Peace vs. Perfection

We experience numerous disappointments each and every day. Our expectations go unmet, our plans are blocked by circumstance, our wishes go unfulfilled, and we discover that our lives are subject to a myriad of forces beyond our conscious control. In some cases, our response is powerful because we must invest ourselves and our resources to overcome genuine hardship. In others, our reactions are far more passionate than our circumstances likely warrant. The tension that permeates our bodies and minds when we are late for an event, interrupted at work, or sitting in traffic is not inappropriate, but it can interfere with our well-being in profound ways. When we stop worrying about relatively unimportant matters, we can be at peace and devote so much more of ourselves to what is truly important. The small frustrations and irritations wield such power over us because they rob us of the illusion of control. But every problem is a potential teacher—a confusing situation is an opportunity to practice mindfulness, and difficult people provide us with opportunities to display compassion. There is a natural human tendency to invest copious amounts of emotional energy in minor dilemmas and frustrations in order to avoid confronting those more complex issues that are largely outside the realm of our control. The intensity of our response provides us with a temporary sense of personal power that helps us cope with challenges that might otherwise overwhelm us. But it is only when we let the little stuff go that we discover that the big stuff is not really so devastating after all.

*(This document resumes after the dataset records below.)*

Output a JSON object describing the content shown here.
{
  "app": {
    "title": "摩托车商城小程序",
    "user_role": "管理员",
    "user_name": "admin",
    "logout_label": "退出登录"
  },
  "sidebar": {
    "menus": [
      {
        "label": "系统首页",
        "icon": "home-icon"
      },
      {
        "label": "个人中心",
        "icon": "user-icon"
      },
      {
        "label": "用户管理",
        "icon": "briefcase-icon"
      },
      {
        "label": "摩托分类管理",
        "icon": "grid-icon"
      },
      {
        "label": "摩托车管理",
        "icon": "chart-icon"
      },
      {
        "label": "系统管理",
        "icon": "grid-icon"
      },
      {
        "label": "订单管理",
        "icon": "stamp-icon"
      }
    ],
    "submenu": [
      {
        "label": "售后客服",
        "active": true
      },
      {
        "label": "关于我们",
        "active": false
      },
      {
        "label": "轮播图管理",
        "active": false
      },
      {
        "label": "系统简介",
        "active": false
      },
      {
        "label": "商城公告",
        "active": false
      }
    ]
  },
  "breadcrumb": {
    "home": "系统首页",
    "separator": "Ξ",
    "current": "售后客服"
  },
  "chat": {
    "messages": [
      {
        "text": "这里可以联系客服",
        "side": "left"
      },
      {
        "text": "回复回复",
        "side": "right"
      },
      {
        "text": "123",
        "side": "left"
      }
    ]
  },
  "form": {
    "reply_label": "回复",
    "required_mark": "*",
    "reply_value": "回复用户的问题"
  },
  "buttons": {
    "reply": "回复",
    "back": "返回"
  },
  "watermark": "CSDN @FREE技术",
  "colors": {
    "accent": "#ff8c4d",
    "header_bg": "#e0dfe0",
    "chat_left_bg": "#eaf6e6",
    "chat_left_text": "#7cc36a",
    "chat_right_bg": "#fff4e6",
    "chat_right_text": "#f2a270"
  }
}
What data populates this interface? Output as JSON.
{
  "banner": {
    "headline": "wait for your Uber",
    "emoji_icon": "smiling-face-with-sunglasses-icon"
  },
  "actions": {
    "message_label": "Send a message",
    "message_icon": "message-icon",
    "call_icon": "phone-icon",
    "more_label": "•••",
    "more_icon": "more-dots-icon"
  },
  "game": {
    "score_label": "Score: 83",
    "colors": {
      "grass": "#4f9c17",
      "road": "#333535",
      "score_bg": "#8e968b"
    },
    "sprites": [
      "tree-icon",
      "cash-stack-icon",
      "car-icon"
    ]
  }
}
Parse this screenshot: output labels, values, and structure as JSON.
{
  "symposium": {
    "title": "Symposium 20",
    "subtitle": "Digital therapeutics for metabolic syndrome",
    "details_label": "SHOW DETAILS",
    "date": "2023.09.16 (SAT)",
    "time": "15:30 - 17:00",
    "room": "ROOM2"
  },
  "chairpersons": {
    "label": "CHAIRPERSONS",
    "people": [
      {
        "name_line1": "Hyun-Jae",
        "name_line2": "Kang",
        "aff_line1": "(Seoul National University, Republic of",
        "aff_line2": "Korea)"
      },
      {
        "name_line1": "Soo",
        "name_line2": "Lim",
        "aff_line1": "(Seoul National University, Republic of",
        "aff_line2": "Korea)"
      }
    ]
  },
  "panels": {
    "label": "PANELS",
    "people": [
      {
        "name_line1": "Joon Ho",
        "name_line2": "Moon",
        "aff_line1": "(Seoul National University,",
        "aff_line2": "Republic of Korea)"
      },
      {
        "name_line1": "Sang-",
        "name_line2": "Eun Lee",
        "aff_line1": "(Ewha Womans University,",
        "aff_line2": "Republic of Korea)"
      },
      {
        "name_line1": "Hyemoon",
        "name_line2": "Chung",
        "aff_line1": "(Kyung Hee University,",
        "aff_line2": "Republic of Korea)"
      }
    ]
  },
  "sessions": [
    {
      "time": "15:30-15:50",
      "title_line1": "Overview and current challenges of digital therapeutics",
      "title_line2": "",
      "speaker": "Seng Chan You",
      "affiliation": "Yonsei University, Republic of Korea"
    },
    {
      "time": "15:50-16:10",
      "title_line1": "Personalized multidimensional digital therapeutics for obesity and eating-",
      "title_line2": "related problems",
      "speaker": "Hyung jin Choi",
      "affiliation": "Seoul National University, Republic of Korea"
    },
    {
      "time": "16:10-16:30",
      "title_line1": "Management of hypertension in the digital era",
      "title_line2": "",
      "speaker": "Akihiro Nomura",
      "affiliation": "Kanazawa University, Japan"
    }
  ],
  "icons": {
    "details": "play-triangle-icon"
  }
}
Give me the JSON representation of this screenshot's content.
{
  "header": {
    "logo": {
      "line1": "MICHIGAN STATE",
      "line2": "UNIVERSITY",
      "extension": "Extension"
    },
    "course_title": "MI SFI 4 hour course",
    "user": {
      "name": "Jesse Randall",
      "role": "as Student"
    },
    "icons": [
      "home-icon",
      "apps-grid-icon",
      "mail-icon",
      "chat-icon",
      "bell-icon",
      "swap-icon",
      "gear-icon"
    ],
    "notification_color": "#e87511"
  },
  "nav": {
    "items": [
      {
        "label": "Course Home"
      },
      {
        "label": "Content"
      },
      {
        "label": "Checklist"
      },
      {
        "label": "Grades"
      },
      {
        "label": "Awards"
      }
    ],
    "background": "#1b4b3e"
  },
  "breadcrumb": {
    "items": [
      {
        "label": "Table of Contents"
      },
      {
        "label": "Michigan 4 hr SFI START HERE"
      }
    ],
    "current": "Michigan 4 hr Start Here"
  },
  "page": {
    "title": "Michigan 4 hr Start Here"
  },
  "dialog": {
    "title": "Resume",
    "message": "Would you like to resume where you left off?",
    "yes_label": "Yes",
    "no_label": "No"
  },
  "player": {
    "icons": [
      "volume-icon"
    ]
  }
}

In the stress of a singularly tense incident, differentiating between an inconsequential annoyance and a legitimate challenge can seem a monumental task. Ask yourself whether the emotions you are feeling will be as vivid in a year, a day, or even an hour. As focused as you are on this moment in time, your reward for letting go of your emotional investment may be the very happiness and harmony of being whose loss you are lamenting. Needless aggravation is seldom worth the cost it exacts. You cannot distance yourself from life's inconsistencies, irritations, and upheavals, but you can relinquish your desire for perfect order and gain peace of mind in the process.